To make sure that you’re not being set up for a loan scam, ask the company details that they should know: your address, your repayment amount or your bank account details.
That way, there’s a chance you’ll catch the scammer out. (They should have these details to hand if they’re legitimate.)
If you’re still not convinced, hang up and call the company directly instead.
If they’re legitimate, they’ll have a record of contacting you.
#2: Does it seem too good to be true?
Ah, that old adage: if it seems too good to be true, it probably is.
Sure, that doesn’t apply to everything, but it’s pretty spot on for loan scams. Often, scammers will offer you incredibly low rates or offer to arrange a loan for you in exchange for a small fee.

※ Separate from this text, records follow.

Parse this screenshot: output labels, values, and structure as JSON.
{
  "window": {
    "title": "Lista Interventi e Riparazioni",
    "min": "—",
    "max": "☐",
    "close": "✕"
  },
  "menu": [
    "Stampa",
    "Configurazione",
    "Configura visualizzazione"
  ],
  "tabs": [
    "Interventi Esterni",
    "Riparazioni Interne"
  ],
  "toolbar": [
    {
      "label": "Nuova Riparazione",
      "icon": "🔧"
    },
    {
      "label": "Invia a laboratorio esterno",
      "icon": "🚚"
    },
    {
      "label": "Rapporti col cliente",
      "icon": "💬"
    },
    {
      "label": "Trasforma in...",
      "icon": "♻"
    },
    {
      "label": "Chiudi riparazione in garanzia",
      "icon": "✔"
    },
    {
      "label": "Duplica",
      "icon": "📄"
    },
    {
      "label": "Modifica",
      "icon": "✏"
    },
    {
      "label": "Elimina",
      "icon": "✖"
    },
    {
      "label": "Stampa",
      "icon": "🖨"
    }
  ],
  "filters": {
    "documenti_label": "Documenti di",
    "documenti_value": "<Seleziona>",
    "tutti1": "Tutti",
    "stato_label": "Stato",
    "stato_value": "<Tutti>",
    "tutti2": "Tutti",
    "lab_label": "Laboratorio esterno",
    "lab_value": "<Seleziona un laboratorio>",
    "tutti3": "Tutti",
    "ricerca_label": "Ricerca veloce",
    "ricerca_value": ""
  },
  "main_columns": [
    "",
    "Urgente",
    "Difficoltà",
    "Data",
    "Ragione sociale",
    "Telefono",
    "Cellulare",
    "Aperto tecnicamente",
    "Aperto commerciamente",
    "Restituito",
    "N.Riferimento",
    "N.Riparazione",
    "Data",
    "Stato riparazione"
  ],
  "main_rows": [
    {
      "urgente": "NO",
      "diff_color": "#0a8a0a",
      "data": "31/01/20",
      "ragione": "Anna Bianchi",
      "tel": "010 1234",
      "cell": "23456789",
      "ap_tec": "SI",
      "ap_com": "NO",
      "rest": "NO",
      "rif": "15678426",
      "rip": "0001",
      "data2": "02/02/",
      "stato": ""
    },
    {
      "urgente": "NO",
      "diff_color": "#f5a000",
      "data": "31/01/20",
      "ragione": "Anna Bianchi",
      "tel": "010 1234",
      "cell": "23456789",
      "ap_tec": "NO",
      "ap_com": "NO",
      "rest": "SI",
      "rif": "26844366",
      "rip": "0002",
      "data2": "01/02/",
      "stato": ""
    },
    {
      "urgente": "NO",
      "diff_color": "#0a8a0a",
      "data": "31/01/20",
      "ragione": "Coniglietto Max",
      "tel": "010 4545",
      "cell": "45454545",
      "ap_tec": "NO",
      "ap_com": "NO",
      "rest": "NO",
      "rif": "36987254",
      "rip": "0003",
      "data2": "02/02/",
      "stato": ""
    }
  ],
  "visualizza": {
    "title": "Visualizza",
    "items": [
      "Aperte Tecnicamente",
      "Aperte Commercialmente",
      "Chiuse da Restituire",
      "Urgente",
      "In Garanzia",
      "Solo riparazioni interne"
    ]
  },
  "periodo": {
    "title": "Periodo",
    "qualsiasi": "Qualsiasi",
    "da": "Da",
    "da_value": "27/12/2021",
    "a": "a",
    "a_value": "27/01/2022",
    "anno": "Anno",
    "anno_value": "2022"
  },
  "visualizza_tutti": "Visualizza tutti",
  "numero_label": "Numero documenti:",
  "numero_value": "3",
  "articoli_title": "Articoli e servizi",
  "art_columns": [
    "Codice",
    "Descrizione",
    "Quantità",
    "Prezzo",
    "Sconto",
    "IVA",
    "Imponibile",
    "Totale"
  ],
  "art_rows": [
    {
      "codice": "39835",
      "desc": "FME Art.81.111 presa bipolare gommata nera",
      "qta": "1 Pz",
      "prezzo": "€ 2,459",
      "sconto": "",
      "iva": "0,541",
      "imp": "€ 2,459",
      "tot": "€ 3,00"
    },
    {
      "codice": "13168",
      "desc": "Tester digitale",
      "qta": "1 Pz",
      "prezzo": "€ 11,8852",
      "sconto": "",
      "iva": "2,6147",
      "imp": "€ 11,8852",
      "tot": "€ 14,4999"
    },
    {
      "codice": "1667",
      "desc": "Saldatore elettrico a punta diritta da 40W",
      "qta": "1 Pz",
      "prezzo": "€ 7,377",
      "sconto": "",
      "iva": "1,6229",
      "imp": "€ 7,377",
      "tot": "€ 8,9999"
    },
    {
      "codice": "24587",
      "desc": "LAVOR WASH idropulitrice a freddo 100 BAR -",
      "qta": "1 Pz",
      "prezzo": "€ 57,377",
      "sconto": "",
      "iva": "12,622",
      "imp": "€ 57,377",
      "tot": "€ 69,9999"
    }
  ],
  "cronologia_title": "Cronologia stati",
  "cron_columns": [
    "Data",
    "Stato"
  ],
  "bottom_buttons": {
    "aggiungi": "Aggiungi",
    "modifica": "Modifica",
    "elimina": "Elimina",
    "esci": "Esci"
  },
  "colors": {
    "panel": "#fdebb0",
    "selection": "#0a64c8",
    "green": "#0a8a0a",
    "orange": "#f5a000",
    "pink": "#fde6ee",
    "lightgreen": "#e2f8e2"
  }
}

Similarly, any person that says it doesn’t care about your credit history has no intention of lending you money. This is a huge red flag when you’re being approached about a loan – all lenders consult credit histories and your repayment history before making a decision.
#3: Their website isn’t secure
If you’re sent to the loan company’s website, make sure you look for https:// when you visit a website.
The s after http stands for security and means that the site has passed security tests and will keep your data and information safe. (The company has to pay for these checks too, so the s is independently verified and trustworthy.)
If there’s no s, don’t trust them.
#4: You’re pressured to act quickly
Any reputable credit or loan company won’t pressure you into making a decision. If you’re being pressured, they’re either a scammer or a disreputable lender.
Either way, you don’t want anything to do with them.
#5: Be cautious about paying anything upfront
According to Citizens Advice, loan scams often require an upfront payment. This is sometimes ‘to cover the insurance’, ‘to pay the first instalment and verify your details’ or ‘they need to pay somebody else to start the process’.
All of these should be huge red flags.
Teresa Perchard of Citizens Advice says:
“once you’ve parted with your money there is little chance of getting it back.
“We urge people to be very wary of signing up for loans that require a payment upfront – the chances are this is a scam.”
However, sometimes – even when a loan offer completes all of these checks – something still feels off. Our advice? Trust your gut.
Taking out a loan is a big decision that requires a lot of trust in your lender. If you’re not sure that your lender isn’t trying to rip you off, shop around and find a lender that’s right for you.
And, if you suspect a scam, call Action Fraud — run by the National Fraud Authority — on 0300 123 2040 straight away.
- Author Jack Barclay
- Posted 4 September 2017